On the other hand, some specialized glass coatings or treatments can be engineered to block a considerable amount of UVA and UVB radiation, giving improved protection. Even though sunbathing via glass is feasible, you should take measures, such as using sunscreen, to reduce the potential danger from UV rays.
Can you get vitamin D through a window?
Unfortunately, most windows obstruct UVB rays, which are responsible for vitamin D generation in the skin. When your skin is in direct contact with UVB rays, vitamin D, sometimes known as the “sunshine vitamin,” is absorbed. Simply put, the skin absorbs UVB rays. It causes cholesterol to be converted into vitamin D. As a result, direct skin contact with the sun is the most significant way to get vitamin D from sunshine and reap its advantages.
To maximize vitamin D production, doctors recommend exposing at least one-third of your skin (for example, by wearing shorts and a tank top) to direct sunshine for 10 to 30 minutes three times a week. However, persons with darker skin may require substantially more extended time in the sun than those with lighter skin to create the same quantity of vitamin D.
This is due to darker skin’s increased melanin concentration, which limits the skin’s absorption of UVB rays. As a result, those with darker skin may need to spend an extra 30 minutes to 3 hours in the sun to get enough vitamin D. Regardless of skin tone. It is critical to emphasize that sunscreen should be used liberally. Individuals with darker skin might also be sunburned and get skin cancer. Furthermore, applying sunscreen will not interfere with vitamin D production. You will still absorb enough rays to stimulate vitamin D synthesis. It’s always a good idea to include vitamin D-rich foods in your diet since they can help improve your vitamin D levels.

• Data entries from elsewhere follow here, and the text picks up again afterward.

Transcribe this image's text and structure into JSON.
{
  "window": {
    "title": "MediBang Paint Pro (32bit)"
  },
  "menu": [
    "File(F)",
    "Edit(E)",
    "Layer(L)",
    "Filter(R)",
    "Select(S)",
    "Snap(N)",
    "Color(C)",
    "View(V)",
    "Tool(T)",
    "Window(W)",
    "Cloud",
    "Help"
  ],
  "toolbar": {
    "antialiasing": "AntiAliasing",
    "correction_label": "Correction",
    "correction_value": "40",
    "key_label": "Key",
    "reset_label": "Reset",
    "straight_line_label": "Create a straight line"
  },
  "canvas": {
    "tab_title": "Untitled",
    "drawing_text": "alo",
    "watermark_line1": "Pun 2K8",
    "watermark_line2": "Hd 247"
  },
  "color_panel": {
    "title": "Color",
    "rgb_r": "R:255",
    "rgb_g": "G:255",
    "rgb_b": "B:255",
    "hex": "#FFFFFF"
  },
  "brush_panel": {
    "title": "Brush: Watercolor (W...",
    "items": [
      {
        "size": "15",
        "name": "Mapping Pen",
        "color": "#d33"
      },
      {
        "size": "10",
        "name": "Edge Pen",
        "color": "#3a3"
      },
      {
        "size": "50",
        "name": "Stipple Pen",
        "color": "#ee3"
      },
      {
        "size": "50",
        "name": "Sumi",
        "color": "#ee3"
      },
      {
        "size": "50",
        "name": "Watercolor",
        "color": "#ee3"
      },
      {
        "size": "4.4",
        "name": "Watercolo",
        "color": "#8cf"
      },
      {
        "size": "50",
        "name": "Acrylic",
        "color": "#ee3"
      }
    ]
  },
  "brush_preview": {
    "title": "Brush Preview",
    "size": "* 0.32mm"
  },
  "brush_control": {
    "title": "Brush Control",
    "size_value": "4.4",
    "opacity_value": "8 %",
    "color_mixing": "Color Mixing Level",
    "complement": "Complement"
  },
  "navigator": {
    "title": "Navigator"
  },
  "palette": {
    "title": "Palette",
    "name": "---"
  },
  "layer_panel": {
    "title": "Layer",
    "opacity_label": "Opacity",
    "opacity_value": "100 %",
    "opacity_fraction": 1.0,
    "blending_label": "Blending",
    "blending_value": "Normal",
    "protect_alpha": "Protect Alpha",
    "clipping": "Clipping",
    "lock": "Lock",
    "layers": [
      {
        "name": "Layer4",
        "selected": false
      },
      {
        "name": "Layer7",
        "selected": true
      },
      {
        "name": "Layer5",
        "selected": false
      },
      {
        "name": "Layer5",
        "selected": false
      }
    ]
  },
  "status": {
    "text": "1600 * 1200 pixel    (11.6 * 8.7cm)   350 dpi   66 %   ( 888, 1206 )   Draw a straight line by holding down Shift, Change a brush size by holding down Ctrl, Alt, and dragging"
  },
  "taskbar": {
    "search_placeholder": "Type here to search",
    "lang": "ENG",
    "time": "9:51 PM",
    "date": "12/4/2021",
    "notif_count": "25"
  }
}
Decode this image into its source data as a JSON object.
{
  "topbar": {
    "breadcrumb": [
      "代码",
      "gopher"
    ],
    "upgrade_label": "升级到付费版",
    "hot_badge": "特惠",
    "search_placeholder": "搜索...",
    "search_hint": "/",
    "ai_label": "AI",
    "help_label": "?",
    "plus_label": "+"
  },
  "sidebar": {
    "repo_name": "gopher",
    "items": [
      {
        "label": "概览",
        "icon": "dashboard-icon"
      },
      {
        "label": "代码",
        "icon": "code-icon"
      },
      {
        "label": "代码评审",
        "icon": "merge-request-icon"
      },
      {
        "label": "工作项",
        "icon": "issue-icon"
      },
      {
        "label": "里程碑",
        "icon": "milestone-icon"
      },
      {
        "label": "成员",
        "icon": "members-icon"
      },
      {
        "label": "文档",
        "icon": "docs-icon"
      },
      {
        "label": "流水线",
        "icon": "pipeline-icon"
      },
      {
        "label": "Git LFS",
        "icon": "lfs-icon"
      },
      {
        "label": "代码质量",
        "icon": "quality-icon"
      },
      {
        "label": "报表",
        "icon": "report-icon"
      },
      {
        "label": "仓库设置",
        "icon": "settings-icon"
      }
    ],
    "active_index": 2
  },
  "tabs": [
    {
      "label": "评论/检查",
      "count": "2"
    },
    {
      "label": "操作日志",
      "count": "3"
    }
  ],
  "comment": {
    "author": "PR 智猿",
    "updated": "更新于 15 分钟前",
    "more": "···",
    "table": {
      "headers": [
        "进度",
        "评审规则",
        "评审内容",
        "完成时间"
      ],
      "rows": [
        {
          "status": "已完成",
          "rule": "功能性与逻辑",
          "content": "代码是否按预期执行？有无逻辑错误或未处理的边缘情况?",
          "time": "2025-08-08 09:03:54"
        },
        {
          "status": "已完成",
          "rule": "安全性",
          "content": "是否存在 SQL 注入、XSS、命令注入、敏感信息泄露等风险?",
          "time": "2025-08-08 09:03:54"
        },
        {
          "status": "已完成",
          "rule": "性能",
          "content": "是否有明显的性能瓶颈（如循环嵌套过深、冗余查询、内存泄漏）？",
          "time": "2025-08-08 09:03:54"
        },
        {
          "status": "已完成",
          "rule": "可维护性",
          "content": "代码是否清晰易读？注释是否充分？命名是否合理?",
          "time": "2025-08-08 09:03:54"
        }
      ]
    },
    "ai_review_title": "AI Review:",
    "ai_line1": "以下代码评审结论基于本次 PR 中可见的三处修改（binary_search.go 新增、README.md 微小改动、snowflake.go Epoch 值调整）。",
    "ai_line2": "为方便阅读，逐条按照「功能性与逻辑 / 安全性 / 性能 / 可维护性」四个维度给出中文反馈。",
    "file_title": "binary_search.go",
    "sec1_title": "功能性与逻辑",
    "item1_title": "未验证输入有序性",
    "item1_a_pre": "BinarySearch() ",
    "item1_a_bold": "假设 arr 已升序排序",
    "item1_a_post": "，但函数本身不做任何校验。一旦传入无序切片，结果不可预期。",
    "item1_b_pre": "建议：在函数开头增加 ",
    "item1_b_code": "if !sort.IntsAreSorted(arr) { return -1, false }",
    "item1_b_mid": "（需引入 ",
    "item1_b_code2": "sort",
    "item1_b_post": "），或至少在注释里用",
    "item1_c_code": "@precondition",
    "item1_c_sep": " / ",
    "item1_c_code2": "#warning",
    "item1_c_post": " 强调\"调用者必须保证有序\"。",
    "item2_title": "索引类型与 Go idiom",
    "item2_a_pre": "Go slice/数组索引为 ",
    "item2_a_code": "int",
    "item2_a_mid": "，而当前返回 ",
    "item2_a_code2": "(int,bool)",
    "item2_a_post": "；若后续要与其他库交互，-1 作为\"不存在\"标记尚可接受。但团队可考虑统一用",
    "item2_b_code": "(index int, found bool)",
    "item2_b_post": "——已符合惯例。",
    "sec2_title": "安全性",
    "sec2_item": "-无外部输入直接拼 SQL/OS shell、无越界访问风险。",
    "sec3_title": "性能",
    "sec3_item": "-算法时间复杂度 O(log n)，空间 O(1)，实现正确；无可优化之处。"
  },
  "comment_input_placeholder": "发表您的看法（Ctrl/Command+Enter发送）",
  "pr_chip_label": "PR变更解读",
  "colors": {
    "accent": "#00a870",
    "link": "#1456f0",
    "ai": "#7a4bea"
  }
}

Can you tan through a window? The quick answer is yes, but there are several important variables to consider. The sun’s UV radiation is classified into two types: UVA and UVB. UVA photons are long-wave rays that may penetrate deeper into the skin, whereas UVB rays are short-wave rays that cause sunburn on the skin’s outer layers. UVB rays are responsible for tanning, but they also do other things. They can induce sunburns and raise the risk of skin cancer considerably.
Most home and automobile windows filter most UVB rays, but not all UVA rays. A large percentage of the UVA rays are still reaching you when you’re sitting near a window. This can also happen even if you’re not acquiring a tan. This may give you a false feeling of security while sitting near a window, thinking you’re safe from the sun’s damaging rays. Long-term UVA ray exposure, even if there are no apparent symptoms of tan, can harm your skin’s health.
While you can tan through a window, it could be better or encouraged. Tanning via a window exposes you broadly to UVA radiation. It can cause skin damage while not giving the desired tan. If you want to tan, do it outside with adequate sun protection. For example, you use sunscreen with a high SPF and reapply as needed. Always take care of your skin and prioritise your health over a quick tan.
Hi, I am Charlotte Hughes. I have in-depth expertise in beauty and tanning and am updated with the latest trends in the glamorous world. I will share the tips and tricks with practical knowledge to help you achieve your desired tanning look.